(GIVEN INFORMATION)

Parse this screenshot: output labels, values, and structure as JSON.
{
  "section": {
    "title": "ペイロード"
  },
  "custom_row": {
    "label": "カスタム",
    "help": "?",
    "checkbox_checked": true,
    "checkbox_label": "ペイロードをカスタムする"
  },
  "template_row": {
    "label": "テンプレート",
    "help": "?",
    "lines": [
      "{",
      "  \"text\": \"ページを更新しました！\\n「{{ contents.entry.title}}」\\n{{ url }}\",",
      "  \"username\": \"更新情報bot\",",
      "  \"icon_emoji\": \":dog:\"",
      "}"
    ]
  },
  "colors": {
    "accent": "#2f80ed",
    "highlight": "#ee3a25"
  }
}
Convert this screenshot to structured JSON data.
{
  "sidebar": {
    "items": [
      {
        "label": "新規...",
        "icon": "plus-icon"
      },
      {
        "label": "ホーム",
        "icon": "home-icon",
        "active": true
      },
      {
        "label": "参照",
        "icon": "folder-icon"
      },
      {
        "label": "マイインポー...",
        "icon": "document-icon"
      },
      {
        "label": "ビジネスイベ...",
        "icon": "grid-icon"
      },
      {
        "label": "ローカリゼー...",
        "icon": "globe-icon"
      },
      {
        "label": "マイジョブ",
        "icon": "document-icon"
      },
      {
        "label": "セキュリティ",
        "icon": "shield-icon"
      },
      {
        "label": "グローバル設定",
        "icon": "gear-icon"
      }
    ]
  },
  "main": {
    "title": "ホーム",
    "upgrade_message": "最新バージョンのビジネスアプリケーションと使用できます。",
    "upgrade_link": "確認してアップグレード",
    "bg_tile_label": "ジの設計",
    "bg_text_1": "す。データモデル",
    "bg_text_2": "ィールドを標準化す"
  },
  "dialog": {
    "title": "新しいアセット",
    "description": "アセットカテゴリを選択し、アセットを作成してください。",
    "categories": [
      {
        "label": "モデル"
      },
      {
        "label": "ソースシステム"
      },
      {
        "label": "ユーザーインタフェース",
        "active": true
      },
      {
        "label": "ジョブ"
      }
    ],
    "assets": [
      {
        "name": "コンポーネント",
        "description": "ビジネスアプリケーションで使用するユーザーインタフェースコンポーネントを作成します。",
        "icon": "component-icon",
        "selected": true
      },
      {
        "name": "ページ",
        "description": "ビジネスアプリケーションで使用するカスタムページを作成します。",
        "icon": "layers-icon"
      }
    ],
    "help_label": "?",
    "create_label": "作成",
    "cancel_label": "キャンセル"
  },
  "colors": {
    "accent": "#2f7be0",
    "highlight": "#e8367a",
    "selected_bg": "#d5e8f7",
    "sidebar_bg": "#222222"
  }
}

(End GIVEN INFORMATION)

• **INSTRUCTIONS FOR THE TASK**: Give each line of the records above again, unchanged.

• **RESPONSE BOX**:
Parse this screenshot: output labels, values, and structure as JSON.
{
  "section": {
    "title": "ペイロード"
  },
  "custom_row": {
    "label": "カスタム",
    "help": "?",
    "checkbox_checked": true,
    "checkbox_label": "ペイロードをカスタムする"
  },
  "template_row": {
    "label": "テンプレート",
    "help": "?",
    "lines": [
      "{",
      "  \"text\": \"ページを更新しました！\\n「{{ contents.entry.title}}」\\n{{ url }}\",",
      "  \"username\": \"更新情報bot\",",
      "  \"icon_emoji\": \":dog:\"",
      "}"
    ]
  },
  "colors": {
    "accent": "#2f80ed",
    "highlight": "#ee3a25"
  }
}
Convert this screenshot to structured JSON data.
{
  "sidebar": {
    "items": [
      {
        "label": "新規...",
        "icon": "plus-icon"
      },
      {
        "label": "ホーム",
        "icon": "home-icon",
        "active": true
      },
      {
        "label": "参照",
        "icon": "folder-icon"
      },
      {
        "label": "マイインポー...",
        "icon": "document-icon"
      },
      {
        "label": "ビジネスイベ...",
        "icon": "grid-icon"
      },
      {
        "label": "ローカリゼー...",
        "icon": "globe-icon"
      },
      {
        "label": "マイジョブ",
        "icon": "document-icon"
      },
      {
        "label": "セキュリティ",
        "icon": "shield-icon"
      },
      {
        "label": "グローバル設定",
        "icon": "gear-icon"
      }
    ]
  },
  "main": {
    "title": "ホーム",
    "upgrade_message": "最新バージョンのビジネスアプリケーションと使用できます。",
    "upgrade_link": "確認してアップグレード",
    "bg_tile_label": "ジの設計",
    "bg_text_1": "す。データモデル",
    "bg_text_2": "ィールドを標準化す"
  },
  "dialog": {
    "title": "新しいアセット",
    "description": "アセットカテゴリを選択し、アセットを作成してください。",
    "categories": [
      {
        "label": "モデル"
      },
      {
        "label": "ソースシステム"
      },
      {
        "label": "ユーザーインタフェース",
        "active": true
      },
      {
        "label": "ジョブ"
      }
    ],
    "assets": [
      {
        "name": "コンポーネント",
        "description": "ビジネスアプリケーションで使用するユーザーインタフェースコンポーネントを作成します。",
        "icon": "component-icon",
        "selected": true
      },
      {
        "name": "ページ",
        "description": "ビジネスアプリケーションで使用するカスタムページを作成します。",
        "icon": "layers-icon"
      }
    ],
    "help_label": "?",
    "create_label": "作成",
    "cancel_label": "キャンセル"
  },
  "colors": {
    "accent": "#2f7be0",
    "highlight": "#e8367a",
    "selected_bg": "#d5e8f7",
    "sidebar_bg": "#222222"
  }
}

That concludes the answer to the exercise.